Facebook and Instagram have been integral parts of people’s lives for quite some time now. Facebook pioneered the concept of social media, getting people accustomed to sharing their lives with the public. These platforms have remained free for users, relying on personalized ads as their primary revenue source. But what if you could pay to remove these ads on Instagram and Facebook? According to a report, Meta is considering this idea.
As reported by The Wall Street Journal, Meta, the parent company of Facebook and Instagram, has proposed a monthly subscription plan for users in Europe that would provide an ad-free experience. Alternatively, users can continue using the apps for free if they agree to receive personalized ads.
Meta is suggesting a monthly fee of approximately €10 (~$10.5) for using a Facebook or Instagram account on a desktop and about €6 (~$6.3) for each additional linked account. On mobile devices, the starting price would rise to €13 (~$13.6) to account for the commissions charged by Apple and Google’s mobile app stores on iOS and Android, respectively.
These plans are referred to as “SNA” (Subscription No Ads) and have been shared with EU privacy regulators for their feedback. Depending on the response from regulatory authorities, Meta intends to launch these subscription options in the coming months for European users.
The choice will be left to users: either pay for an ad-free experience on Instagram and Facebook or continue using the platforms for free but have their activity tracked in order to receive personalized ads. For users who prefer not to pay and want to protect their data, deactivating their Facebook account or exploring alternative platforms may be the wiser choice.
Would you be willing to pay a monthly fee for an ad-free experience on Instagram or Facebook?
It’s unlikely that these subscription plans will be available in other regions, such as the United States. Meta’s proposal is specifically designed to comply with the privacy-focused requirements of EU regulators. European regulators have insisted that services and platforms must obtain user consent before collecting data for personalized ads and provide users with the option to opt out.

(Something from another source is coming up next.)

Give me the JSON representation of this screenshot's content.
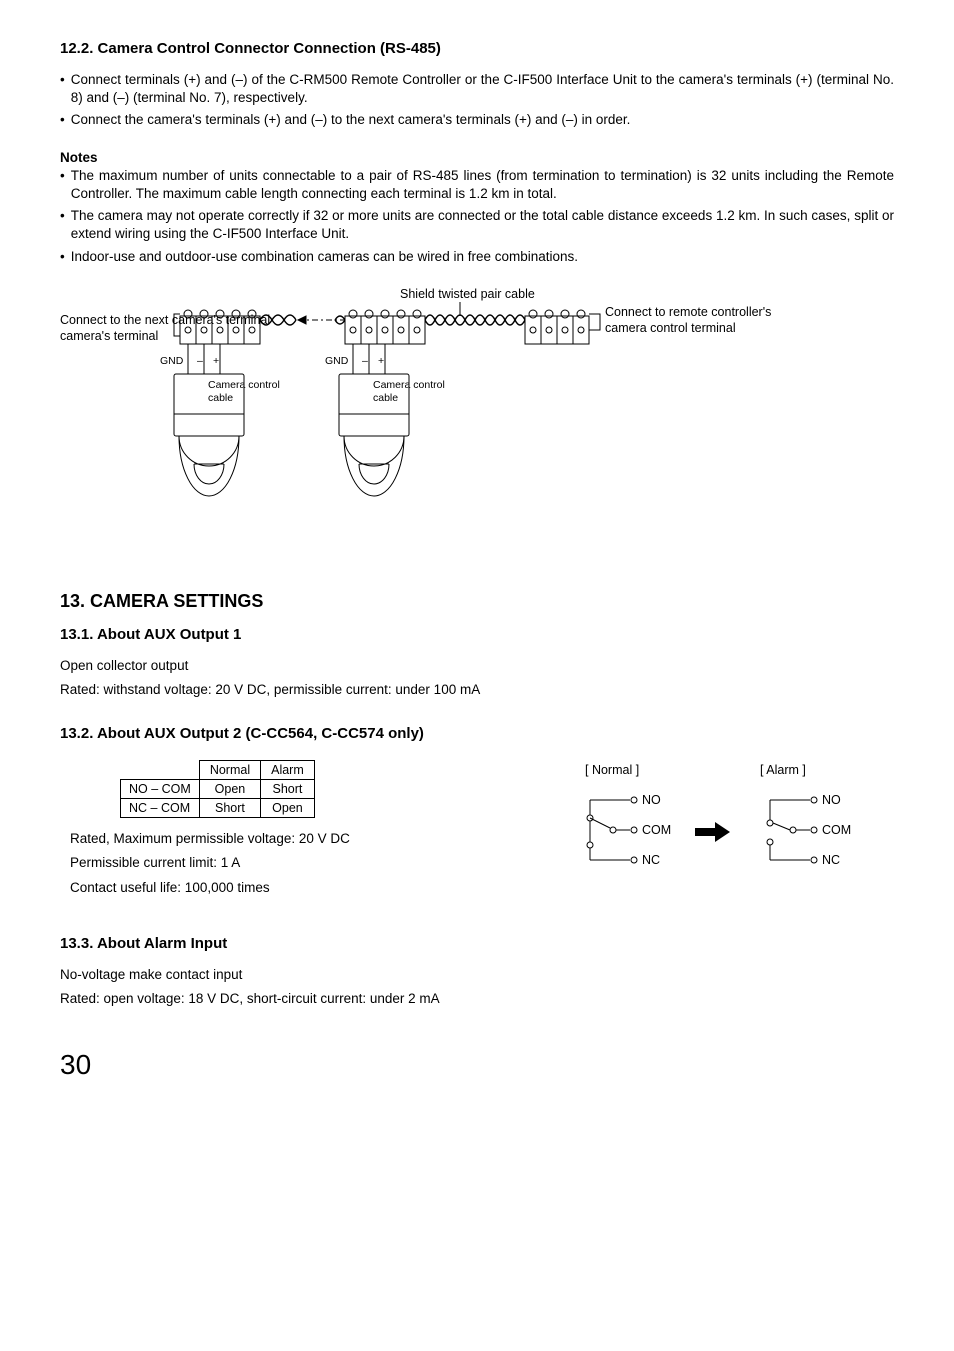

It’s not immediately clear whether these proposed plans fully meet all the regulatory demands. However, a preliminary analysis of the EU’s Digital Markets Act suggests that a user who opts out should still be allowed to use the service. Meta is banking on a recent EU court decision that stated social media companies “could charge a reasonable fee” to users who choose not to allow their data to be used for specific ad-targeting purposes.